I am attempting to use a uCurrent Gold as referenced by several SE posts such as measuring microampere current without noise with a mains-grounded oscilloscope, to observe the small current into an inverting opamp input, for the first stage of a close reproduction of David Ashton's Pulsing Led for Competition.
My setup is diagrammed below, and I reason this is not the correct setup. The oscilloscope I'm using is a mains-grounded scope, so the connection to the V- jack on the uCurrent is shorted to the I- jack, and that represents a path to mains ground.
Referring to the diagram below, the points I marked as P1 and P2 (purple color) are normally shorted, but to insert the uCurrent, I've opened them up and inserted in the current inputs to the uCurrent. The ground wires for CH1 and CH2 of the scope, along with the connection between V- and I- on the uCurrent, result in shorting points P2 and P3 to ground, thus shorting the capacitor to ground, which is not intended.

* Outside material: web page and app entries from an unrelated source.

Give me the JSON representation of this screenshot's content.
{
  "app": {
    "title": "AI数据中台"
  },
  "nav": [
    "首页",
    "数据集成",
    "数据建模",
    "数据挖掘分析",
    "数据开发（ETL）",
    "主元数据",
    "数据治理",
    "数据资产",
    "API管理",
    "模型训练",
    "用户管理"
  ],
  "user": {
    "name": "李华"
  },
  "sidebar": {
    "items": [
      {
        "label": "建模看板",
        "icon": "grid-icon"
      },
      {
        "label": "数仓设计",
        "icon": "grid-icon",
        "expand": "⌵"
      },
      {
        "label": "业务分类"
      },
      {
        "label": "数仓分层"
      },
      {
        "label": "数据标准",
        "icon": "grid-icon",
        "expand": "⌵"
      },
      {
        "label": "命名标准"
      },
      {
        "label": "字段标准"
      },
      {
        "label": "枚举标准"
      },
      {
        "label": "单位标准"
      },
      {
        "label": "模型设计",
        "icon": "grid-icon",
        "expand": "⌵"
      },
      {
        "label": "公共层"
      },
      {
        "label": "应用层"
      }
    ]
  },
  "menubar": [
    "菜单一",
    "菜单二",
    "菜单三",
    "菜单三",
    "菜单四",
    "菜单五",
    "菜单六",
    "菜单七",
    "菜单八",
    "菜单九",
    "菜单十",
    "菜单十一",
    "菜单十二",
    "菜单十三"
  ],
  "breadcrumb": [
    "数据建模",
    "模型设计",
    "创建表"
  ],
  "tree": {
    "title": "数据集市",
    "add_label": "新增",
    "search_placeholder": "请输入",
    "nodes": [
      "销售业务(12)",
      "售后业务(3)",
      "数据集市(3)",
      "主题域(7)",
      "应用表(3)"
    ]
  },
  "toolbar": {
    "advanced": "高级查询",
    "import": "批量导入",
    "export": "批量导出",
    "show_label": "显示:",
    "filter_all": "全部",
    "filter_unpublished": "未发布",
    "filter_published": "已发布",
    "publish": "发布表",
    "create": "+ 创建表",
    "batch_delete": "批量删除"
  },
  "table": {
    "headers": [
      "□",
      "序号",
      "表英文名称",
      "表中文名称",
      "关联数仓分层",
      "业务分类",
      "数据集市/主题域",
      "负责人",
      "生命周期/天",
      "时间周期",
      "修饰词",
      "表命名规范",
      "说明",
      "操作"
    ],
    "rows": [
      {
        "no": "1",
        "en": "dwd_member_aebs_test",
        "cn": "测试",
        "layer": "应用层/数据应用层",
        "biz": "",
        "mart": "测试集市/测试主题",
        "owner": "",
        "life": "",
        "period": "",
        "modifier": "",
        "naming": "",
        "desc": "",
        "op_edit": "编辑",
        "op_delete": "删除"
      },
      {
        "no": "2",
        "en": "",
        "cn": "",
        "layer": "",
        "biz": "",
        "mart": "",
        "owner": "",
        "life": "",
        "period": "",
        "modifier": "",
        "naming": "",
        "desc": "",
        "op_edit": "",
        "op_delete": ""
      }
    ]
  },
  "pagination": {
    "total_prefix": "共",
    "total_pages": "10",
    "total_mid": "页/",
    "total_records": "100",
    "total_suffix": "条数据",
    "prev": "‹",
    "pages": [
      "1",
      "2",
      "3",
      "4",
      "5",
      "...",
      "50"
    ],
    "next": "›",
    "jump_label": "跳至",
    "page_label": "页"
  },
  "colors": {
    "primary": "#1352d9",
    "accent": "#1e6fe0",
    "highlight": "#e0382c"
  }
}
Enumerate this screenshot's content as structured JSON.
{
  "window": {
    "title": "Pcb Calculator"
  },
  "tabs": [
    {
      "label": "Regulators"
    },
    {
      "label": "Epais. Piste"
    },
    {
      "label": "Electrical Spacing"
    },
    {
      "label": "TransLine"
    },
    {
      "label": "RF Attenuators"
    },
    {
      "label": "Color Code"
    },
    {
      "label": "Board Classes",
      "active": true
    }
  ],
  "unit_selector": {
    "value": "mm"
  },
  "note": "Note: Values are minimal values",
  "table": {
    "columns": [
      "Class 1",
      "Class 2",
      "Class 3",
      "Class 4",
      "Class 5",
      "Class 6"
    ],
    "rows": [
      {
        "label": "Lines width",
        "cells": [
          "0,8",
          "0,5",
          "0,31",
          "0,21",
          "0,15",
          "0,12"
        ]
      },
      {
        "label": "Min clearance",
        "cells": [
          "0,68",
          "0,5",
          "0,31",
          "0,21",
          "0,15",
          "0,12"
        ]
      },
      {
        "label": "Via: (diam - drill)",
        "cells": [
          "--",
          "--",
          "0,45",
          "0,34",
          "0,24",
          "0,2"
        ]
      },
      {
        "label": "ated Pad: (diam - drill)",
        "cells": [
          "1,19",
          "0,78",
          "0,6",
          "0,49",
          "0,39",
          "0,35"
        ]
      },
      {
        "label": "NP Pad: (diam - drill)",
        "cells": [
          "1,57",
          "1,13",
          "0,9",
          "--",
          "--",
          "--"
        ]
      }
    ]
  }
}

Basically, I've concluded that the dashed green lines in my diagram below are all at equipotential, which is an incorrect test setup.
And, I reason that, had this circuit used a large separate mains-grounded (not isolated) power supply, versus what it uses which is a CR2032 battery, I would run the risk of damaging my scope (reference EEVblog #279 - How NOT To Blow Up Your Oscilloscope!).
Is my assessment correct? If so, are all of the following approaches viable? :
- Buy a differential probe (EEVblog #279 offset 1214s), or
- Use two different scope channels, one for the uCurrent V+ and a different one for the uCurrent V-, leaving all grounds at the same equipotential, and avoid hooking any of the scope's grounds at point P2, and using the scopes math function to subtract the two signals, effectively resulting in a voltage differential being plotted (only viable if I have a > 2 channel scope), or,
- Just stop using CH2 on the scope to view the voltage on top of capacitor, as that takes out the short at point P3 (but I don't want to do do that as I want to see how the small current going into the inverting op-amp input changes (or doesn't change much at all) along with the voltage on the capacitor).
See also uCurrent with an oscilloscope for a video of someone else struggling with what seems to be a similar issue.
Here is the diagram showing the circuit under test, the latest uCurrent Gold schematic, and the front diagram of the Rigol scope I'm using with connections (high resolution image at imgur):